Data extracted from a collection:
********

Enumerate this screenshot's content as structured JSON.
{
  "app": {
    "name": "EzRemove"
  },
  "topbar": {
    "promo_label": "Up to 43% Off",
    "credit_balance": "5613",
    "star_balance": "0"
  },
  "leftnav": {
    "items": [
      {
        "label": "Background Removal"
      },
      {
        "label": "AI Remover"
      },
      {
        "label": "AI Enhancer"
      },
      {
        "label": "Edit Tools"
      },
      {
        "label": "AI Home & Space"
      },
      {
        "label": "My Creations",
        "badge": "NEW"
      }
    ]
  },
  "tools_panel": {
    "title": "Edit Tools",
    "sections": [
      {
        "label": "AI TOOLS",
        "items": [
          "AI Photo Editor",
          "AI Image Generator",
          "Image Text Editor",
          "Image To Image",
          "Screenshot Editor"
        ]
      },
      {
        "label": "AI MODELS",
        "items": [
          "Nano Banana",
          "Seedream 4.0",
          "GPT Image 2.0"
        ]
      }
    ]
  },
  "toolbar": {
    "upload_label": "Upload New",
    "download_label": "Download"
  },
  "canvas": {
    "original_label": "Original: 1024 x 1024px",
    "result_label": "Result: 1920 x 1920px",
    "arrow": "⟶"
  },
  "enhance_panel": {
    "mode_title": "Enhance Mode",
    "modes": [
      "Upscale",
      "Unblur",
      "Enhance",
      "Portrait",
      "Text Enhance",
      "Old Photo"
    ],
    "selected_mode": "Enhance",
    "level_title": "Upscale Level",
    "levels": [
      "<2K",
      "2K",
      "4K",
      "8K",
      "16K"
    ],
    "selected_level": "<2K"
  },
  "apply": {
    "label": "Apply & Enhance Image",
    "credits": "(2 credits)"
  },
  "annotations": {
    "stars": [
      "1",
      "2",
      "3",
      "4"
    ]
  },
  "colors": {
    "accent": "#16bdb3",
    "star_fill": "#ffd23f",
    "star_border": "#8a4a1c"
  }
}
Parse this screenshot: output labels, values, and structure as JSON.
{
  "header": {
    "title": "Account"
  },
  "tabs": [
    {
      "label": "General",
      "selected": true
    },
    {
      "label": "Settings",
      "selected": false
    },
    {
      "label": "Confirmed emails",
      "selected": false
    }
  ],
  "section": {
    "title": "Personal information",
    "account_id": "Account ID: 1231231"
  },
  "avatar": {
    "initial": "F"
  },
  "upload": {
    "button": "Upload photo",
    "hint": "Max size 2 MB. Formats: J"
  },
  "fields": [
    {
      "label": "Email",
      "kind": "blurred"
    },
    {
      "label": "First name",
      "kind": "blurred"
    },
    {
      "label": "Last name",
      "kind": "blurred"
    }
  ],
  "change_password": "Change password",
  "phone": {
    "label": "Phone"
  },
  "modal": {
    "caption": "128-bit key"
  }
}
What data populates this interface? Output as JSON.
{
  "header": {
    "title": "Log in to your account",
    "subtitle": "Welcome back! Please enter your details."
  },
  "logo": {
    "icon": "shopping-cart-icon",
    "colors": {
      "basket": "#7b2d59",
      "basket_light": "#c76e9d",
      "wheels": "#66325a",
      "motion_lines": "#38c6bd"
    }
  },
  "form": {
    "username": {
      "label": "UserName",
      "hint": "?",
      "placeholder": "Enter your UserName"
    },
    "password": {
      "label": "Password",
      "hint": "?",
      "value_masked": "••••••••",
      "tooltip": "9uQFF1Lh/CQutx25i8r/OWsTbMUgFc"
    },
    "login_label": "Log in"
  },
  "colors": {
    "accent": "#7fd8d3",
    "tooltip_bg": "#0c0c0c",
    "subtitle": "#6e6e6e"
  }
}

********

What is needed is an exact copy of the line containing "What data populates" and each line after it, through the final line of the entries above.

What data populates this interface? Output as JSON.
{
  "header": {
    "title": "Log in to your account",
    "subtitle": "Welcome back! Please enter your details."
  },
  "logo": {
    "icon": "shopping-cart-icon",
    "colors": {
      "basket": "#7b2d59",
      "basket_light": "#c76e9d",
      "wheels": "#66325a",
      "motion_lines": "#38c6bd"
    }
  },
  "form": {
    "username": {
      "label": "UserName",
      "hint": "?",
      "placeholder": "Enter your UserName"
    },
    "password": {
      "label": "Password",
      "hint": "?",
      "value_masked": "••••••••",
      "tooltip": "9uQFF1Lh/CQutx25i8r/OWsTbMUgFc"
    },
    "login_label": "Log in"
  },
  "colors": {
    "accent": "#7fd8d3",
    "tooltip_bg": "#0c0c0c",
    "subtitle": "#6e6e6e"
  }
}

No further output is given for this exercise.